> [Given records]
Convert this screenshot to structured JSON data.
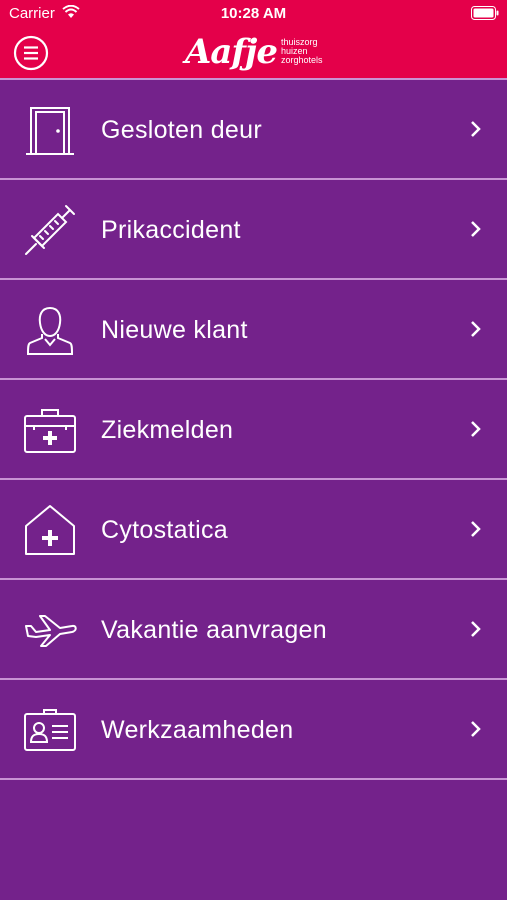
{
  "status_bar": {
    "carrier": "Carrier",
    "time": "10:28 AM"
  },
  "header": {
    "logo_word": "Aafje",
    "logo_sub": [
      "thuiszorg",
      "huizen",
      "zorghotels"
    ],
    "colors": {
      "header_bg": "#e4004a",
      "page_bg": "#74228b",
      "divider": "#c893d4"
    }
  },
  "menu": {
    "items": [
      {
        "label": "Gesloten deur",
        "icon": "door-icon"
      },
      {
        "label": "Prikaccident",
        "icon": "syringe-icon"
      },
      {
        "label": "Nieuwe klant",
        "icon": "person-icon"
      },
      {
        "label": "Ziekmelden",
        "icon": "medical-kit-icon"
      },
      {
        "label": "Cytostatica",
        "icon": "house-plus-icon"
      },
      {
        "label": "Vakantie aanvragen",
        "icon": "airplane-icon"
      },
      {
        "label": "Werkzaamheden",
        "icon": "id-card-icon"
      }
    ]
  }
}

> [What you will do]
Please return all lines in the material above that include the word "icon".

> [Task answer]
        "icon": "door-icon"
        "icon": "syringe-icon"
        "icon": "person-icon"
        "icon": "medical-kit-icon"
        "icon": "house-plus-icon"
        "icon": "airplane-icon"
        "icon": "id-card-icon"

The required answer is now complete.